1 year ago
We don’t know about you, but anything involving the deep, dark sea and pointy-toothed predators with dead-looking eyes makes us shiver just thinking about it. Recent footage of the eerie “ghost shark” alive in its natural habitat for the first time ever certainly got our attention. Add in the fact that it was swimming around in North American waters, and we’re practically in hiding.
But enough about our shortcomings. It’s true that the oceans cover two-thirds of the Earth’s surface, so clearly, it’s impossible to come into contact with every underwater species in a single lifetime. But researchers from the Monterey Bay Aquarium Research Institute (MBARI) in California, diving off the coasts of Hawaii and Central California, recently came into contact with a particularly elusive species of “shark,” which had only thenceforth been seen in the Southeastern Pacific region. (This all was recently published in a science journal by the group of researchers from MBARI.)
First identified in 2002 and given the name Hydrolagus trolli (or “the pointy-nosed blue chimaera”), it was a known inhabitant of deep sea areas near Australia, New Zealand, and North Caledonia (a French territory in the Pacific). But since the publishing of the paper by MBARI, it is now known to have made the trans-global trek.
Technically, a chimaera is not a shark—but they have a lot of similarities, including mostly boneless, cartilaginous frames and a single find up top. The term “chimaera” borrows from the ancient greek sea monster, which had the body and head of a lion, second head of a goat, and tale of a serpent. While this fishy version isn’t quite the looker from the Iliad, it’s still one of the true ugly ducklings of the sea, often referred to either as the aforementioned “ghost shark,” or the slightly more ridiculous “rabbitfish” or “ratfish.” There are 38 known species of chimaeras that criss-cross the globe, so that’s quite a bit of ugly you might have the chance of coming into contact with on your next deep-sea diving adventure.
For more from MBARI on the discovery, click here.
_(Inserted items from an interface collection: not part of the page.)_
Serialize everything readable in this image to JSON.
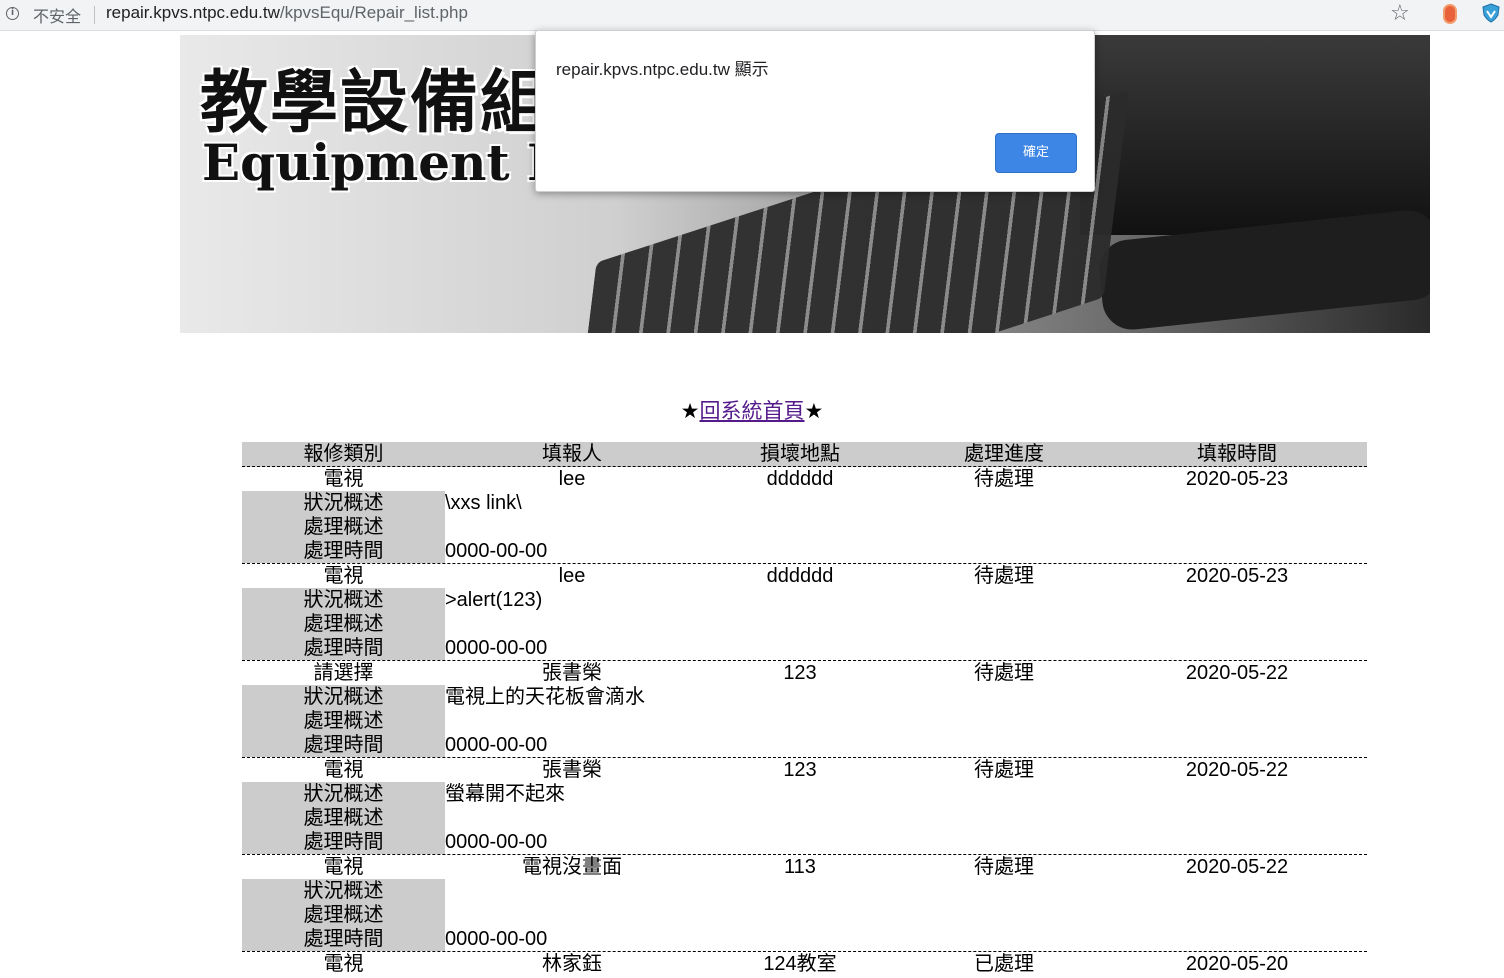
{
  "browser": {
    "security_label": "不安全",
    "url_host": "repair.kpvs.ntpc.edu.tw",
    "url_path": "/kpvsEqu/Repair_list.php"
  },
  "banner": {
    "title_zh": "教學設備組",
    "title_en": "Equipment Re"
  },
  "dialog": {
    "message": "repair.kpvs.ntpc.edu.tw 顯示",
    "ok_label": "確定"
  },
  "home_link": {
    "star_left": "★",
    "label": "回系統首頁",
    "star_right": "★"
  },
  "table": {
    "headers": [
      "報修類別",
      "填報人",
      "損壞地點",
      "處理進度",
      "填報時間"
    ],
    "sub_labels": [
      "狀況概述",
      "處理概述",
      "處理時間"
    ],
    "records": [
      {
        "category": "電視",
        "reporter": "lee",
        "location": "dddddd",
        "status": "待處理",
        "date": "2020-05-23",
        "condition": "\\xxs link\\",
        "handling": "",
        "handled_time": "0000-00-00"
      },
      {
        "category": "電視",
        "reporter": "lee",
        "location": "dddddd",
        "status": "待處理",
        "date": "2020-05-23",
        "condition": ">alert(123)",
        "handling": "",
        "handled_time": "0000-00-00"
      },
      {
        "category": "請選擇",
        "reporter": "張書榮",
        "location": "123",
        "status": "待處理",
        "date": "2020-05-22",
        "condition": "電視上的天花板會滴水",
        "handling": "",
        "handled_time": "0000-00-00"
      },
      {
        "category": "電視",
        "reporter": "張書榮",
        "location": "123",
        "status": "待處理",
        "date": "2020-05-22",
        "condition": "螢幕開不起來",
        "handling": "",
        "handled_time": "0000-00-00"
      },
      {
        "category": "電視",
        "reporter": "電視沒畫面",
        "location": "113",
        "status": "待處理",
        "date": "2020-05-22",
        "condition": "",
        "handling": "",
        "handled_time": "0000-00-00"
      },
      {
        "category": "電視",
        "reporter": "林家鈺",
        "location": "124教室",
        "status": "已處理",
        "date": "2020-05-20",
        "condition": "",
        "handling": "",
        "handled_time": ""
      }
    ]
  }
}
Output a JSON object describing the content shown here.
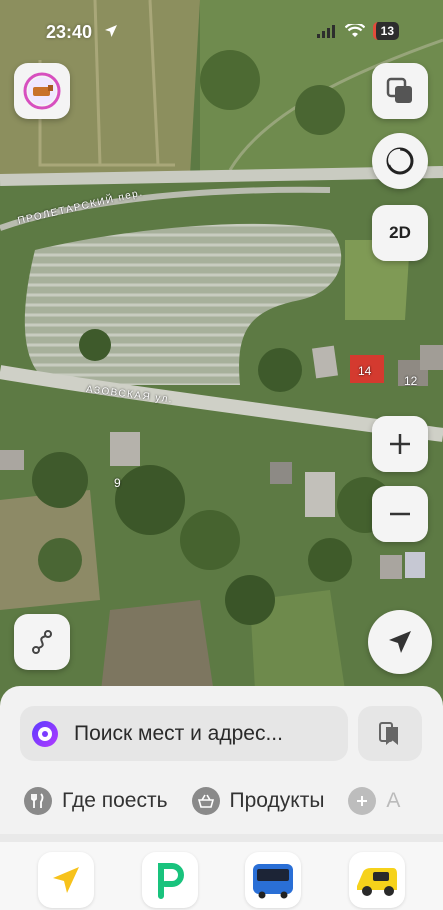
{
  "status_bar": {
    "time": "23:40",
    "battery": "13"
  },
  "map": {
    "streets": [
      "ПРОЛЕТАРСКИЙ пер.",
      "АЗОВСКАЯ ул."
    ],
    "house_numbers": [
      "14",
      "12",
      "9"
    ],
    "mode_label": "2D"
  },
  "search": {
    "placeholder": "Поиск мест и адрес..."
  },
  "categories": [
    {
      "label": "Где поесть",
      "icon": "fork-knife-icon"
    },
    {
      "label": "Продукты",
      "icon": "basket-icon"
    },
    {
      "label": "А",
      "icon": "plus-icon"
    }
  ],
  "apps": [
    "navigator-app",
    "parking-app",
    "transport-app",
    "taxi-app"
  ],
  "colors": {
    "alice_accent": "#7a3bff",
    "sheet_bg": "#f2f2f2",
    "roof_red": "#d43a2f"
  }
}
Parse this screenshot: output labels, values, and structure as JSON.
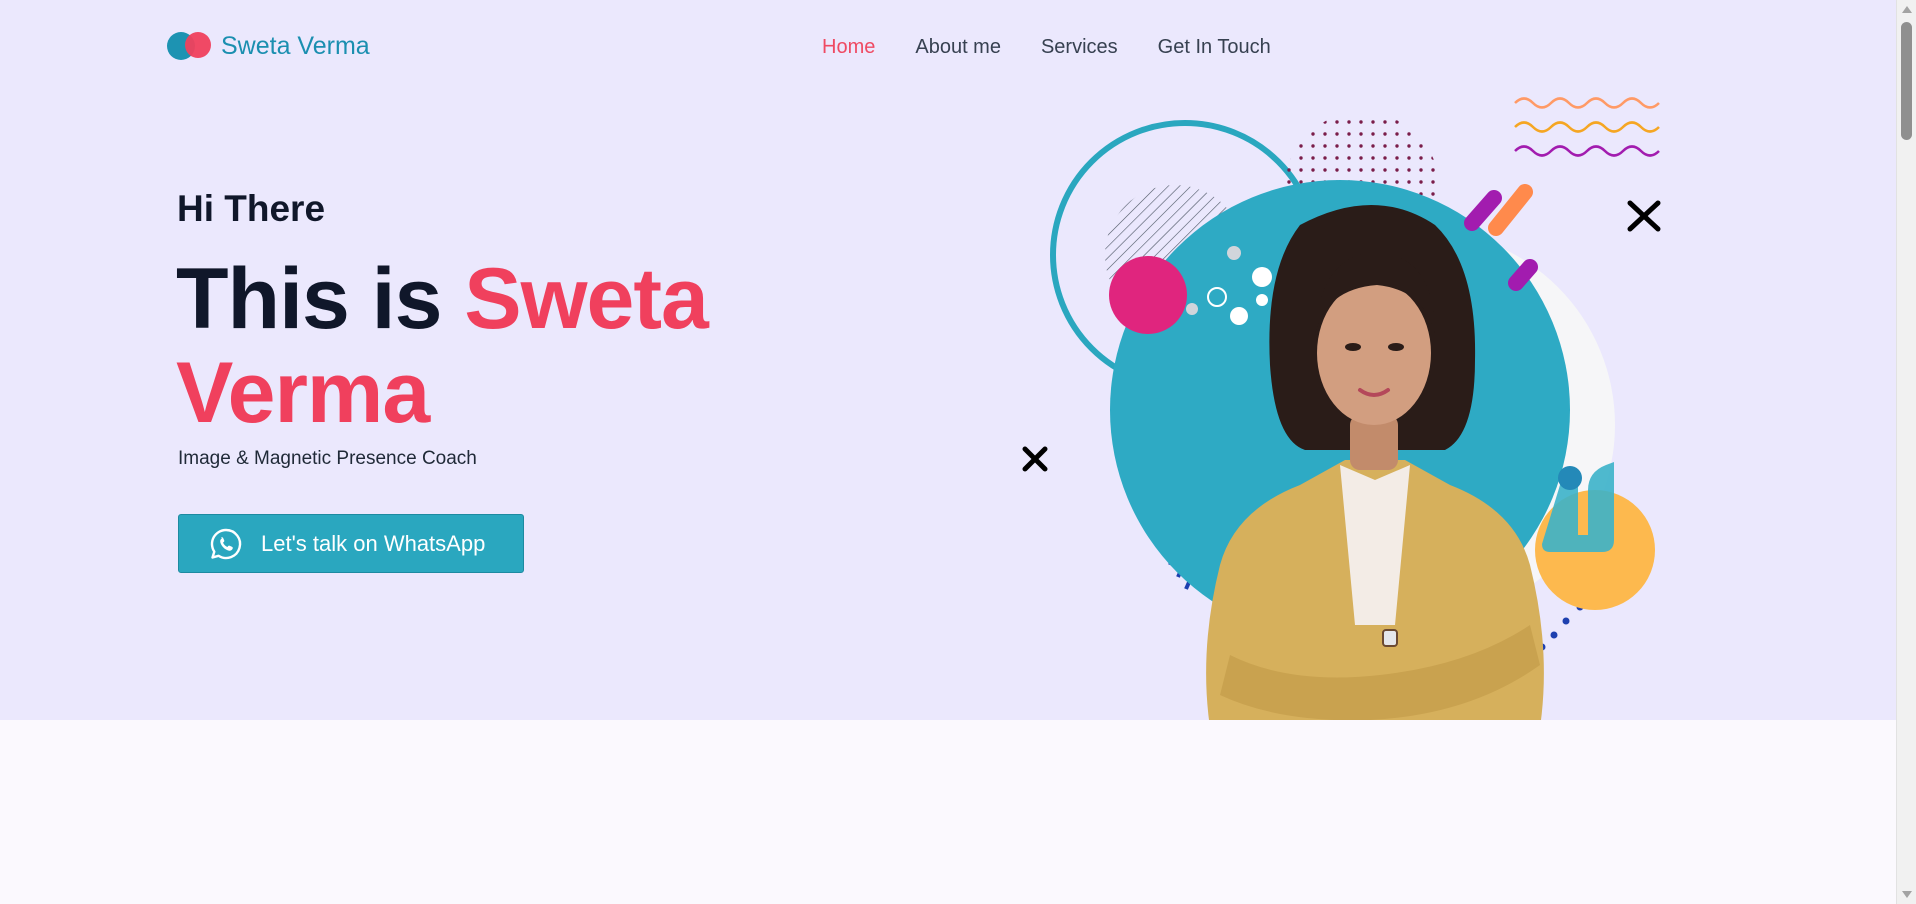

To read MBARI’s original study, published in Marine Biodiversity Records, click here. Below, watch a video of the creepy looking “ghost shark” in action.